Content starts
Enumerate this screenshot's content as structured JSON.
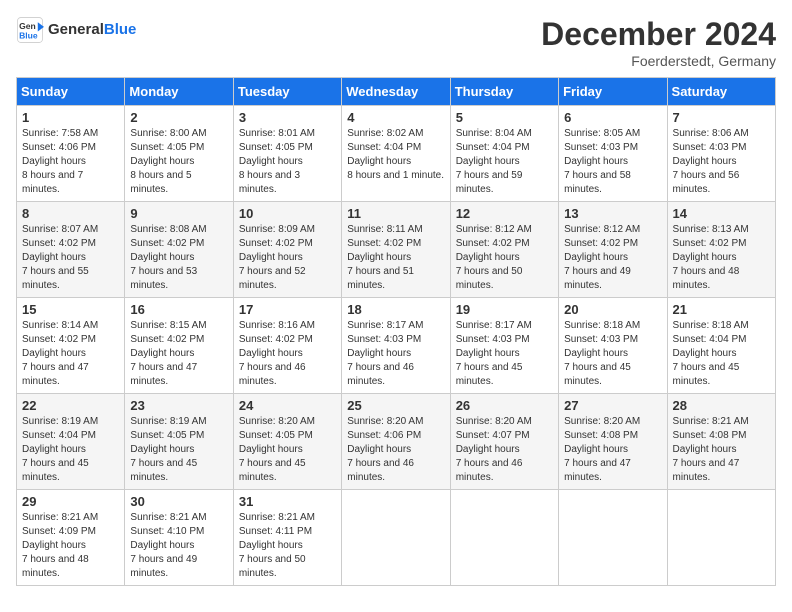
{
  "header": {
    "logo_line1": "General",
    "logo_line2": "Blue",
    "month": "December 2024",
    "location": "Foerderstedt, Germany"
  },
  "days_of_week": [
    "Sunday",
    "Monday",
    "Tuesday",
    "Wednesday",
    "Thursday",
    "Friday",
    "Saturday"
  ],
  "weeks": [
    [
      {
        "day": "1",
        "sunrise": "7:58 AM",
        "sunset": "4:06 PM",
        "daylight": "8 hours and 7 minutes."
      },
      {
        "day": "2",
        "sunrise": "8:00 AM",
        "sunset": "4:05 PM",
        "daylight": "8 hours and 5 minutes."
      },
      {
        "day": "3",
        "sunrise": "8:01 AM",
        "sunset": "4:05 PM",
        "daylight": "8 hours and 3 minutes."
      },
      {
        "day": "4",
        "sunrise": "8:02 AM",
        "sunset": "4:04 PM",
        "daylight": "8 hours and 1 minute."
      },
      {
        "day": "5",
        "sunrise": "8:04 AM",
        "sunset": "4:04 PM",
        "daylight": "7 hours and 59 minutes."
      },
      {
        "day": "6",
        "sunrise": "8:05 AM",
        "sunset": "4:03 PM",
        "daylight": "7 hours and 58 minutes."
      },
      {
        "day": "7",
        "sunrise": "8:06 AM",
        "sunset": "4:03 PM",
        "daylight": "7 hours and 56 minutes."
      }
    ],
    [
      {
        "day": "8",
        "sunrise": "8:07 AM",
        "sunset": "4:02 PM",
        "daylight": "7 hours and 55 minutes."
      },
      {
        "day": "9",
        "sunrise": "8:08 AM",
        "sunset": "4:02 PM",
        "daylight": "7 hours and 53 minutes."
      },
      {
        "day": "10",
        "sunrise": "8:09 AM",
        "sunset": "4:02 PM",
        "daylight": "7 hours and 52 minutes."
      },
      {
        "day": "11",
        "sunrise": "8:11 AM",
        "sunset": "4:02 PM",
        "daylight": "7 hours and 51 minutes."
      },
      {
        "day": "12",
        "sunrise": "8:12 AM",
        "sunset": "4:02 PM",
        "daylight": "7 hours and 50 minutes."
      },
      {
        "day": "13",
        "sunrise": "8:12 AM",
        "sunset": "4:02 PM",
        "daylight": "7 hours and 49 minutes."
      },
      {
        "day": "14",
        "sunrise": "8:13 AM",
        "sunset": "4:02 PM",
        "daylight": "7 hours and 48 minutes."
      }
    ],
    [
      {
        "day": "15",
        "sunrise": "8:14 AM",
        "sunset": "4:02 PM",
        "daylight": "7 hours and 47 minutes."
      },
      {
        "day": "16",
        "sunrise": "8:15 AM",
        "sunset": "4:02 PM",
        "daylight": "7 hours and 47 minutes."
      },
      {
        "day": "17",
        "sunrise": "8:16 AM",
        "sunset": "4:02 PM",
        "daylight": "7 hours and 46 minutes."
      },
      {
        "day": "18",
        "sunrise": "8:17 AM",
        "sunset": "4:03 PM",
        "daylight": "7 hours and 46 minutes."
      },
      {
        "day": "19",
        "sunrise": "8:17 AM",
        "sunset": "4:03 PM",
        "daylight": "7 hours and 45 minutes."
      },
      {
        "day": "20",
        "sunrise": "8:18 AM",
        "sunset": "4:03 PM",
        "daylight": "7 hours and 45 minutes."
      },
      {
        "day": "21",
        "sunrise": "8:18 AM",
        "sunset": "4:04 PM",
        "daylight": "7 hours and 45 minutes."
      }
    ],
    [
      {
        "day": "22",
        "sunrise": "8:19 AM",
        "sunset": "4:04 PM",
        "daylight": "7 hours and 45 minutes."
      },
      {
        "day": "23",
        "sunrise": "8:19 AM",
        "sunset": "4:05 PM",
        "daylight": "7 hours and 45 minutes."
      },
      {
        "day": "24",
        "sunrise": "8:20 AM",
        "sunset": "4:05 PM",
        "daylight": "7 hours and 45 minutes."
      },
      {
        "day": "25",
        "sunrise": "8:20 AM",
        "sunset": "4:06 PM",
        "daylight": "7 hours and 46 minutes."
      },
      {
        "day": "26",
        "sunrise": "8:20 AM",
        "sunset": "4:07 PM",
        "daylight": "7 hours and 46 minutes."
      },
      {
        "day": "27",
        "sunrise": "8:20 AM",
        "sunset": "4:08 PM",
        "daylight": "7 hours and 47 minutes."
      },
      {
        "day": "28",
        "sunrise": "8:21 AM",
        "sunset": "4:08 PM",
        "daylight": "7 hours and 47 minutes."
      }
    ],
    [
      {
        "day": "29",
        "sunrise": "8:21 AM",
        "sunset": "4:09 PM",
        "daylight": "7 hours and 48 minutes."
      },
      {
        "day": "30",
        "sunrise": "8:21 AM",
        "sunset": "4:10 PM",
        "daylight": "7 hours and 49 minutes."
      },
      {
        "day": "31",
        "sunrise": "8:21 AM",
        "sunset": "4:11 PM",
        "daylight": "7 hours and 50 minutes."
      },
      null,
      null,
      null,
      null
    ]
  ]
}
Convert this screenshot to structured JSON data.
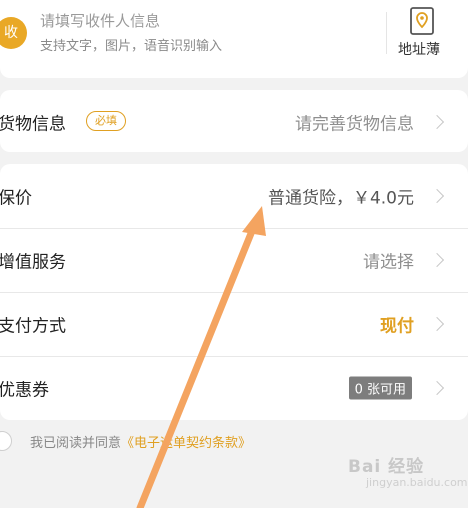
{
  "receiver": {
    "badge": "收",
    "title": "请填写收件人信息",
    "subtitle": "支持文字，图片，语音识别输入",
    "address_book_label": "地址薄"
  },
  "goods": {
    "label": "货物信息",
    "required_tag": "必填",
    "value": "请完善货物信息"
  },
  "options": [
    {
      "label": "保价",
      "value": "普通货险，￥4.0元"
    },
    {
      "label": "增值服务",
      "value": "请选择"
    },
    {
      "label": "支付方式",
      "value": "现付"
    },
    {
      "label": "优惠券",
      "value": "0 张可用"
    }
  ],
  "agreement": {
    "prefix": "我已阅读并同意",
    "link": "《电子运单契约条款》"
  },
  "watermark": {
    "text": "Bai 经验",
    "sub": "jingyan.baidu.com"
  },
  "colors": {
    "accent": "#e0a022",
    "annotation_arrow": "#f4a460"
  }
}
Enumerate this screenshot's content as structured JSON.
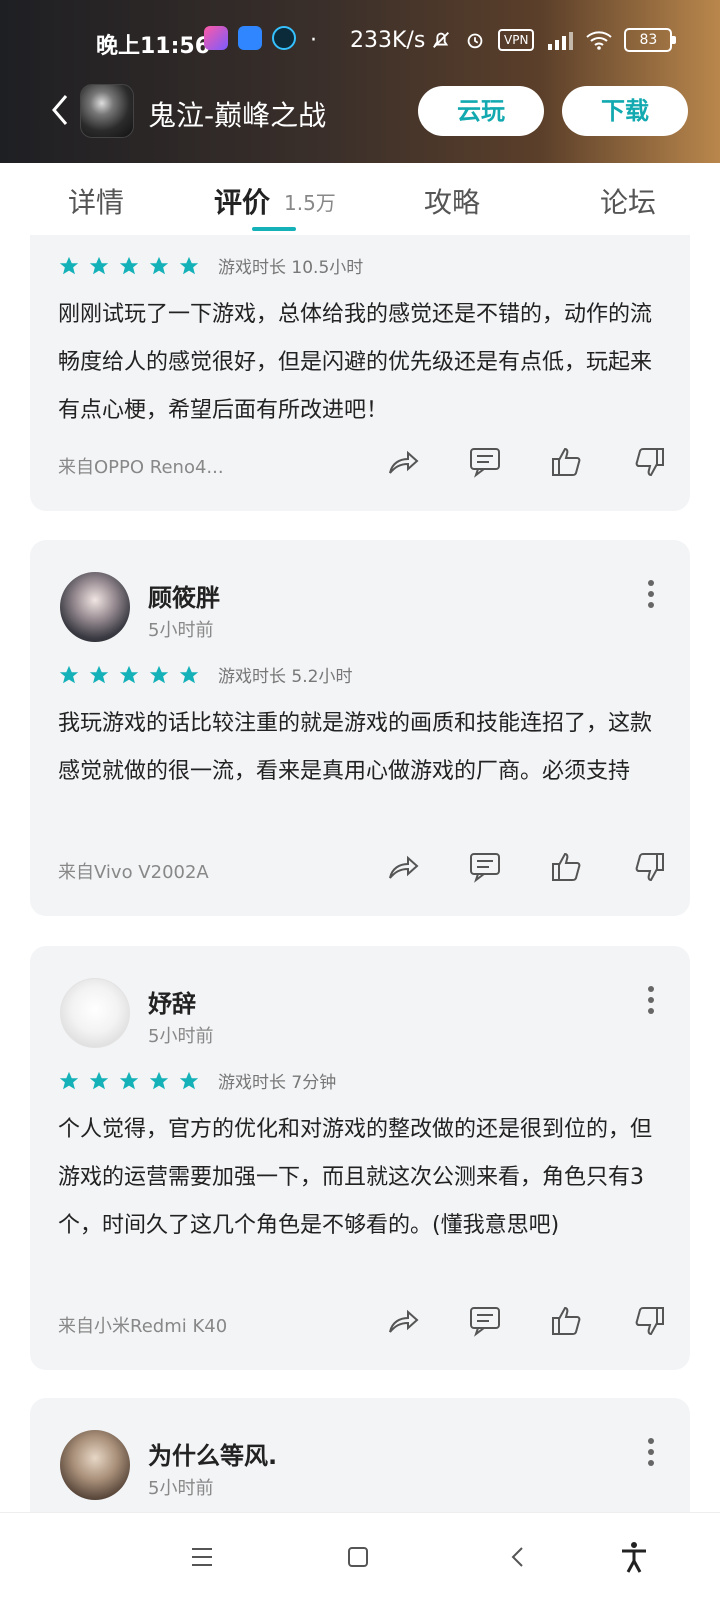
{
  "status_bar": {
    "time": "晚上11:56",
    "net_speed": "233K/s",
    "vpn": "VPN",
    "battery": "83",
    "dot": "·"
  },
  "header": {
    "game_title": "鬼泣-巅峰之战",
    "cloud_play": "云玩",
    "download": "下载",
    "accent_color": "#14b2b8"
  },
  "tabs": [
    {
      "label": "详情"
    },
    {
      "label": "评价",
      "count": "1.5万"
    },
    {
      "label": "攻略"
    },
    {
      "label": "论坛"
    }
  ],
  "reviews": [
    {
      "playtime": "游戏时长 10.5小时",
      "stars": 5,
      "text": "刚刚试玩了一下游戏，总体给我的感觉还是不错的，动作的流畅度给人的感觉很好，但是闪避的优先级还是有点低，玩起来有点心梗，希望后面有所改进吧！",
      "device": "来自OPPO Reno4..."
    },
    {
      "username": "顾筱胖",
      "posted": "5小时前",
      "playtime": "游戏时长 5.2小时",
      "stars": 5,
      "text": "我玩游戏的话比较注重的就是游戏的画质和技能连招了，这款感觉就做的很一流，看来是真用心做游戏的厂商。必须支持",
      "device": "来自Vivo V2002A"
    },
    {
      "username": "妤辞",
      "posted": "5小时前",
      "playtime": "游戏时长 7分钟",
      "stars": 5,
      "text": "个人觉得，官方的优化和对游戏的整改做的还是很到位的，但游戏的运营需要加强一下，而且就这次公测来看，角色只有3个，时间久了这几个角色是不够看的。(懂我意思吧)",
      "device": "来自小米Redmi K40"
    },
    {
      "username": "为什么等风.",
      "posted": "5小时前"
    }
  ]
}
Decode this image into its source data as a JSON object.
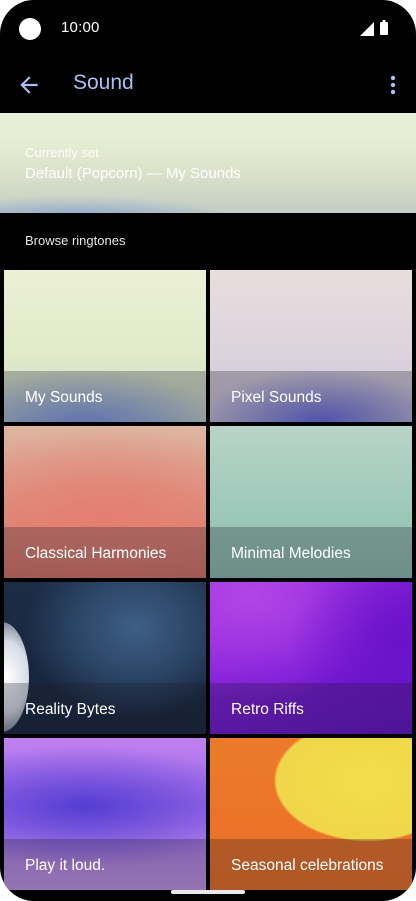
{
  "status_bar": {
    "time": "10:00"
  },
  "app_bar": {
    "title": "Sound"
  },
  "current": {
    "label": "Currently set",
    "value": "Default (Popcorn) — My Sounds"
  },
  "browse_heading": "Browse ringtones",
  "categories": [
    {
      "label": "My Sounds"
    },
    {
      "label": "Pixel Sounds"
    },
    {
      "label": "Classical Harmonies"
    },
    {
      "label": "Minimal Melodies"
    },
    {
      "label": "Reality Bytes"
    },
    {
      "label": "Retro Riffs"
    },
    {
      "label": "Play it loud."
    },
    {
      "label": "Seasonal celebrations"
    }
  ],
  "colors": {
    "title_accent": "#a8c0f5",
    "background": "#000000"
  }
}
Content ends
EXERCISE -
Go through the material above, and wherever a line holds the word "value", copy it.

EXPECTED ANSWER -
    "value": "请完善货物信息"
      "value": "普通货险，￥4.0元"
      "value": "请选择"
      "value": "现付"
      "value": "0 张可用"
    "value": "Default (Popcorn) — My Sounds"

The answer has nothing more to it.